▶ **Exercise**: Your answer should be one number, the count of lines in the records that carry the string "строку".

▶ **Data listing**:

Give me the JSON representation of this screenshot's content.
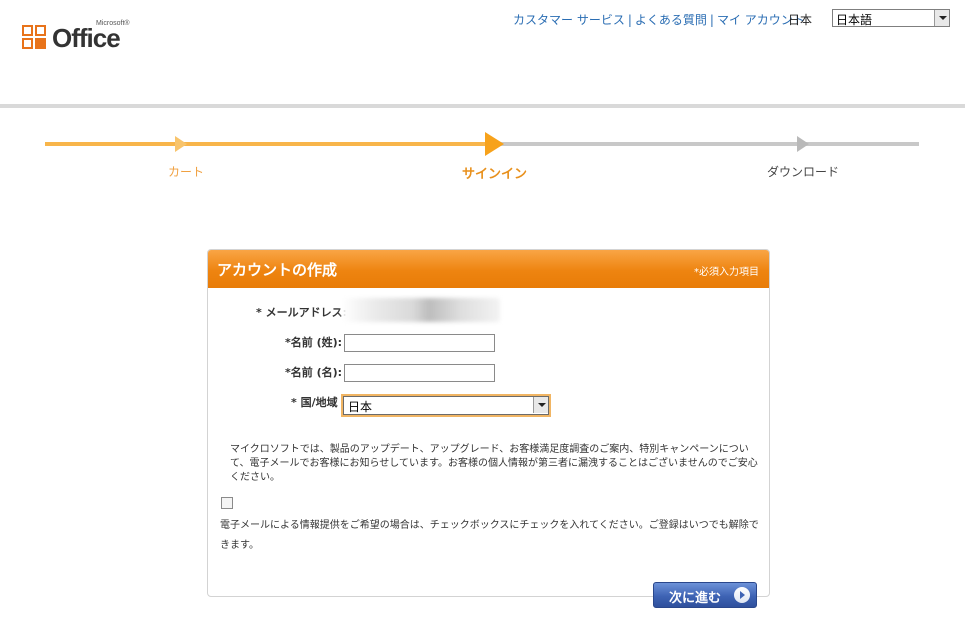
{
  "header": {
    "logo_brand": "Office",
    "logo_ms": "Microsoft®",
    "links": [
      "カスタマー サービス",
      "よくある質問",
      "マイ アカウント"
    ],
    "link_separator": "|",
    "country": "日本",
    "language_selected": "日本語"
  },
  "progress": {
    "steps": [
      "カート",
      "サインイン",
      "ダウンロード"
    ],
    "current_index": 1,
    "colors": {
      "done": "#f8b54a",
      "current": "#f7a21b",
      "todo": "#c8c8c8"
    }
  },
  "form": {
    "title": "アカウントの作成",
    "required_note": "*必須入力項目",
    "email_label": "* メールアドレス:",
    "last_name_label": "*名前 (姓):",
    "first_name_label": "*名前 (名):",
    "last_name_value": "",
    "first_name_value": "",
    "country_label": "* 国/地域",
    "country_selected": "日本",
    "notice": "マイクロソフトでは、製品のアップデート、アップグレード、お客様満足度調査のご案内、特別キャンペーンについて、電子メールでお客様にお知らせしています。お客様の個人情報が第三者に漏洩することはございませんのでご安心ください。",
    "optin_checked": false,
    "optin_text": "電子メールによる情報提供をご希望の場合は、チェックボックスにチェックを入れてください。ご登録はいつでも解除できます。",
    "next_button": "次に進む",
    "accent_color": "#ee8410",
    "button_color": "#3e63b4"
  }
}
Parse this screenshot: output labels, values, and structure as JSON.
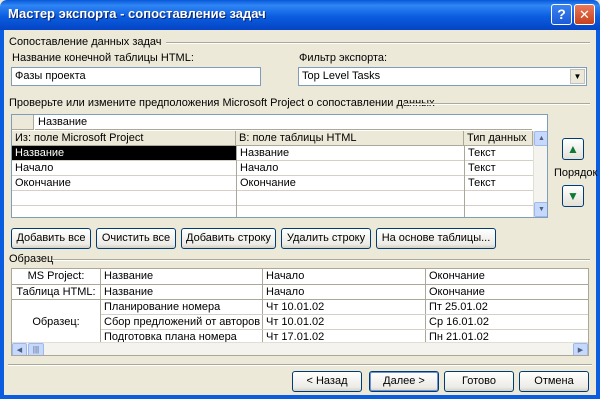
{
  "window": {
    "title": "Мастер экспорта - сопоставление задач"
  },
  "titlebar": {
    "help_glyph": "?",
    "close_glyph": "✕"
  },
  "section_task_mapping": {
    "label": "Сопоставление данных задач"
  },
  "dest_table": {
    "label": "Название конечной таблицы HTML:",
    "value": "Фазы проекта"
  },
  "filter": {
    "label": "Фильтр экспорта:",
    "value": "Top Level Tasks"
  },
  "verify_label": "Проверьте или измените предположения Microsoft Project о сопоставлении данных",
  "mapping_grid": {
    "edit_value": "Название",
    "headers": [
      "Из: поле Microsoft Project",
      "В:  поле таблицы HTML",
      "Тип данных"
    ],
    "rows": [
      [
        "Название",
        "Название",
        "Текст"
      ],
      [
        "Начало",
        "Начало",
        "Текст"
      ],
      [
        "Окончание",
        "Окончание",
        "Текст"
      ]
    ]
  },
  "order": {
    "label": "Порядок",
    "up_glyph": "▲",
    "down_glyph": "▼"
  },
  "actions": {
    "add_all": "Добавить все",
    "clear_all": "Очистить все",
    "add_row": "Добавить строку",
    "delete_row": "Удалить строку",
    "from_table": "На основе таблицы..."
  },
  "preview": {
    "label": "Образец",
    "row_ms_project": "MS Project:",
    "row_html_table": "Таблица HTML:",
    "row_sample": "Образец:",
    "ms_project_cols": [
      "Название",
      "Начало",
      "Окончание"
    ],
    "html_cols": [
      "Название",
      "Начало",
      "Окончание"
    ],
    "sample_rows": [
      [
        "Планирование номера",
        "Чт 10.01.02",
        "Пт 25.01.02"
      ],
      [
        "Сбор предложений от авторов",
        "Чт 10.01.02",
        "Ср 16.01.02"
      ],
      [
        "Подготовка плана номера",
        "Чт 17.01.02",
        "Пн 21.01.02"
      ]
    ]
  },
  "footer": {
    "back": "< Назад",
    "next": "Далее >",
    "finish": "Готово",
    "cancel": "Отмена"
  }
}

▶ **Reply**: 2